Sports Writer Jim Hague was with The Observer for 20+ years — and his name is one of the most recognizable in all of sports journalism. The St. Peter’s Prep and Marquette alum kicked off his journalism career post Marquette at the Daily Record, where he remained until 1985. Following shorts stints at two other newspapers, in September 1986, he joined the now-closed Hudson Dispatch, where he remained until 1991, when its doors were finally shut.

It was during his tenure at The Dispatch that Hague’s name and reputation as one of country’s hardest-working sports reporters grew. He won several New Jersey Press Association and North Jersey Press Club Awards in that timeframe.
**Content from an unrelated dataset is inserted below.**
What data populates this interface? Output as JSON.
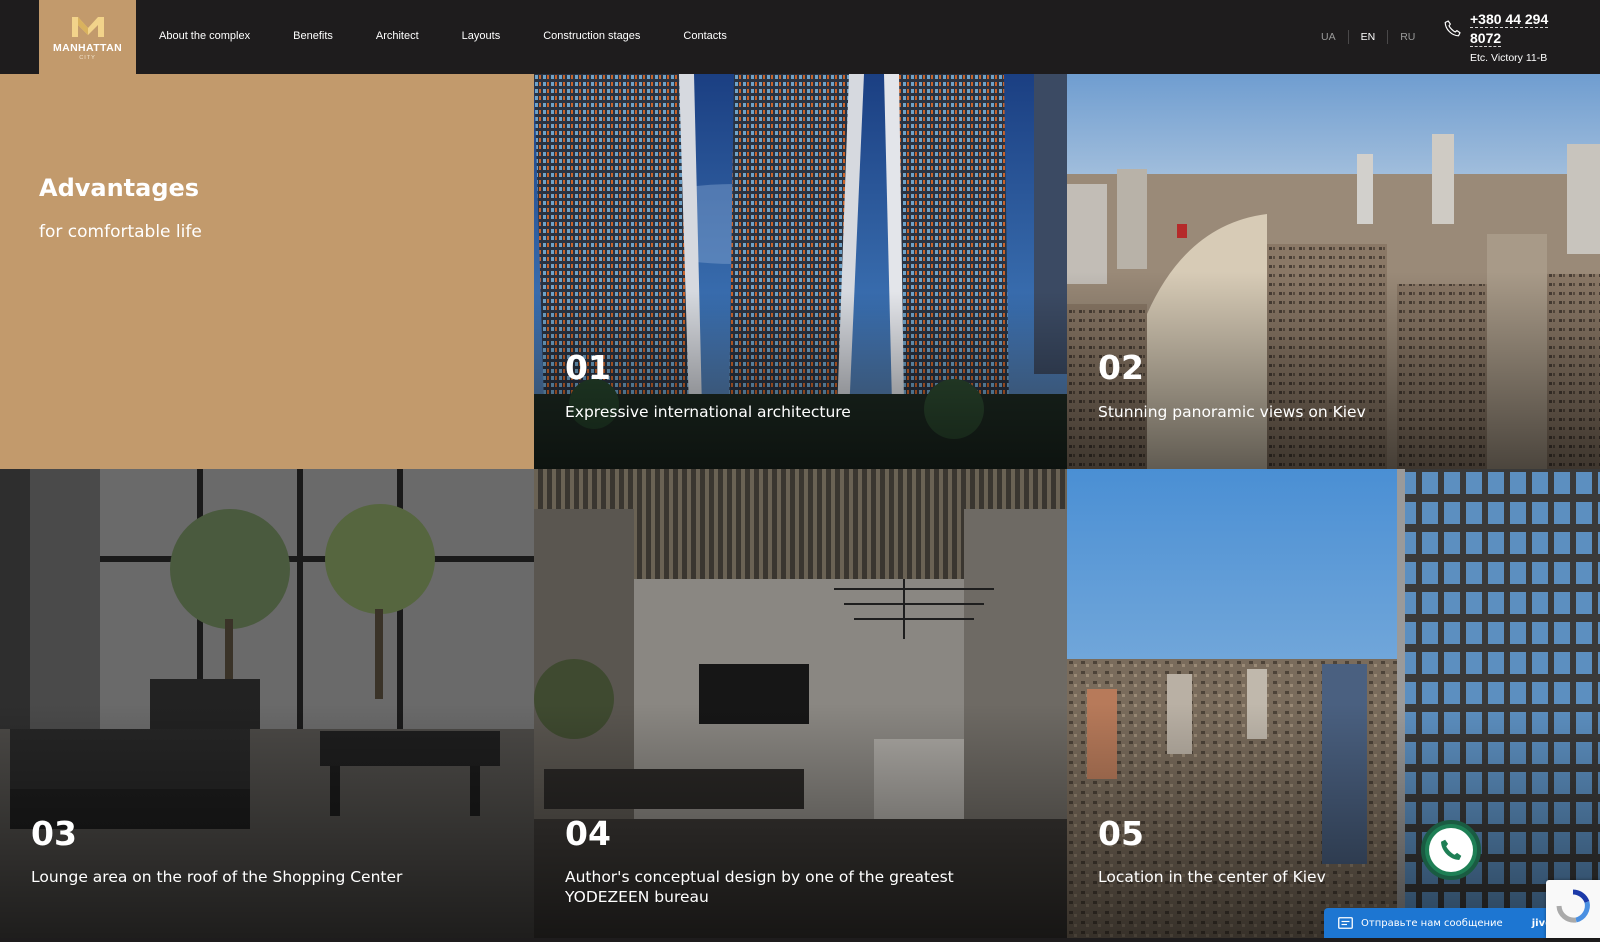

In 1991, he became a columnist for The Hudson Reporter chain of newspapers — and he remains with them to this day.

In addition to his work at The Observer and The Hudson Reporter, Hague is also an Associated Press stringer, where he covers Seton Hall University men’s basketball, New York Red Bulls soccer and occasionally, New Jersey Devils hockey.

He’s also doing work at The Morristown Daily Record, the very newspaper where his journalism career began.

During his career, he also worked for Dorf Feature Services, which provided material for the Star-Ledger. While there, he covered the New York Knicks and the New Jersey Nets.

Hague is also known for his announcing work — and he’s done PA work for Rutgers Newark and NJIT.

Hague is the author of the book “Braddock: The Rise of the Cinderella Man.”